I’m sure I have mentioned before that I love to read books set in places that I visit but sometimes reading about familiar places does more than just enhance your reading pleasure. In fact, in the case of Linda Green’s latest novel, it completely freaked me out at points. Of course, as I shall explain, that is down to my own experiences as much as it is the story itself.
The plot, in brief, concerns a busy young mum who loses her child while playing hide and seek in a local park. Every parent’s worst nightmare is explored in detail – the anger, disbelief and panic when realisation hits; the actions of the police, the public and the press; the false alarms and the sleepless nights. Interestingly, and this could be a spoiler but it becomes apparant a short way into the book, that in a Columbo-like way we see the story both from the point of view of the missing girl’s family and from that of the person who has her.
The book explores the way families work – real families in a very real world.
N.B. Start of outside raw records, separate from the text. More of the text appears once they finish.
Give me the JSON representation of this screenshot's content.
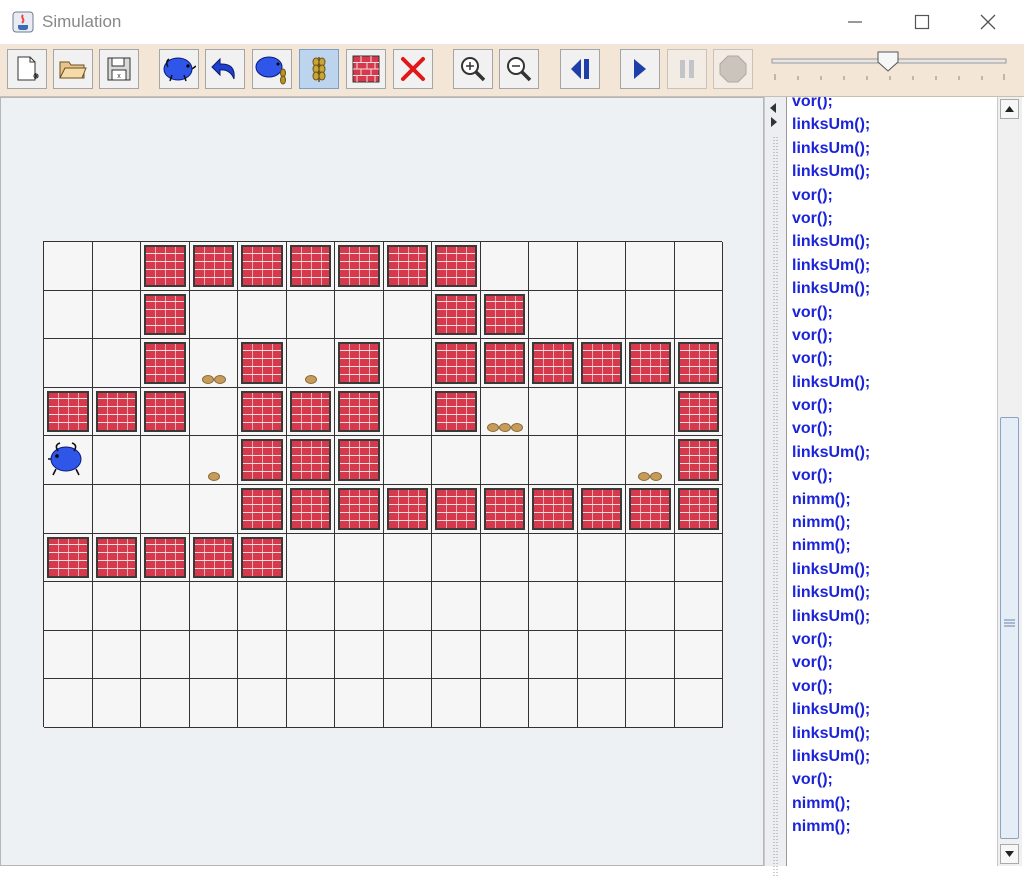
{
  "window": {
    "title": "Simulation"
  },
  "toolbar": {
    "buttons": [
      {
        "name": "new-territory-button",
        "icon": "new-file-icon"
      },
      {
        "name": "open-territory-button",
        "icon": "folder-open-icon"
      },
      {
        "name": "save-territory-button",
        "icon": "floppy-disk-icon"
      },
      {
        "name": "place-hamster-button",
        "icon": "hamster-icon"
      },
      {
        "name": "turn-hamster-button",
        "icon": "undo-arrow-icon"
      },
      {
        "name": "hamster-grain-button",
        "icon": "hamster-grain-icon"
      },
      {
        "name": "place-grain-button",
        "icon": "wheat-icon"
      },
      {
        "name": "place-wall-button",
        "icon": "brick-wall-icon"
      },
      {
        "name": "delete-tile-button",
        "icon": "red-x-icon"
      },
      {
        "name": "zoom-in-button",
        "icon": "zoom-in-icon"
      },
      {
        "name": "zoom-out-button",
        "icon": "zoom-out-icon"
      },
      {
        "name": "step-back-button",
        "icon": "step-back-icon"
      },
      {
        "name": "play-button",
        "icon": "play-icon"
      },
      {
        "name": "pause-button",
        "icon": "pause-icon"
      },
      {
        "name": "stop-button",
        "icon": "stop-icon"
      }
    ],
    "speed_value": 0.5
  },
  "territory": {
    "cols": 14,
    "rows": 10,
    "walls": [
      [
        0,
        2
      ],
      [
        0,
        3
      ],
      [
        0,
        4
      ],
      [
        0,
        5
      ],
      [
        0,
        6
      ],
      [
        0,
        7
      ],
      [
        0,
        8
      ],
      [
        1,
        2
      ],
      [
        1,
        8
      ],
      [
        1,
        9
      ],
      [
        2,
        2
      ],
      [
        2,
        4
      ],
      [
        2,
        6
      ],
      [
        2,
        8
      ],
      [
        2,
        9
      ],
      [
        2,
        10
      ],
      [
        2,
        11
      ],
      [
        2,
        12
      ],
      [
        2,
        13
      ],
      [
        3,
        0
      ],
      [
        3,
        1
      ],
      [
        3,
        2
      ],
      [
        3,
        4
      ],
      [
        3,
        5
      ],
      [
        3,
        6
      ],
      [
        3,
        8
      ],
      [
        3,
        13
      ],
      [
        4,
        4
      ],
      [
        4,
        5
      ],
      [
        4,
        6
      ],
      [
        4,
        13
      ],
      [
        5,
        4
      ],
      [
        5,
        5
      ],
      [
        5,
        6
      ],
      [
        5,
        7
      ],
      [
        5,
        8
      ],
      [
        5,
        9
      ],
      [
        5,
        10
      ],
      [
        5,
        11
      ],
      [
        5,
        12
      ],
      [
        5,
        13
      ],
      [
        6,
        0
      ],
      [
        6,
        1
      ],
      [
        6,
        2
      ],
      [
        6,
        3
      ],
      [
        6,
        4
      ]
    ],
    "grains": [
      {
        "row": 2,
        "col": 3,
        "count": 2
      },
      {
        "row": 2,
        "col": 5,
        "count": 1
      },
      {
        "row": 3,
        "col": 9,
        "count": 3
      },
      {
        "row": 4,
        "col": 3,
        "count": 1
      },
      {
        "row": 4,
        "col": 12,
        "count": 2
      }
    ],
    "hamster": {
      "row": 4,
      "col": 0,
      "facing": "west"
    }
  },
  "program": {
    "lines": [
      "vor();",
      "linksUm();",
      "linksUm();",
      "linksUm();",
      "vor();",
      "vor();",
      "linksUm();",
      "linksUm();",
      "linksUm();",
      "vor();",
      "vor();",
      "vor();",
      "linksUm();",
      "vor();",
      "vor();",
      "linksUm();",
      "vor();",
      "nimm();",
      "nimm();",
      "nimm();",
      "linksUm();",
      "linksUm();",
      "linksUm();",
      "vor();",
      "vor();",
      "vor();",
      "linksUm();",
      "linksUm();",
      "linksUm();",
      "vor();",
      "nimm();",
      "nimm();"
    ]
  }
}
Everyone is there – parents, children, grandparents and even the in-laws – and we see the parent-child relationship from both sides (and at many ages from pre-school to adult). What make it stand out among psychological thrillers, currently a hugely popular genre, in that what keeps you gripped isn’t action, violence or perversion but characters who are painfully real, with realistic flaws and fears.
So. Where does my experience come into it? Not from experience of motherhood or loss – I don’t have any children – but from the setting. This book is set in Halifax, a town I frequently walk to from my home on a day off, and, more specifically, the key events take place in and around a local park which I know really well. I have visited the park, the butterfly house and even the ice-cream van and I could envisage the setting for so many of the events in the novel. Of course, this should just be interesting to me as a familiar place but I do get a hint of something darker. The child in this story is a bright, forthright four year old looking forward to her first day of school – and I can’t help but think of the child of good friends who I have spent happy hours with in this particular park. She’s four. And looking forward to starting school…This is a book which can make a non-parent really understand what motherhood can be like.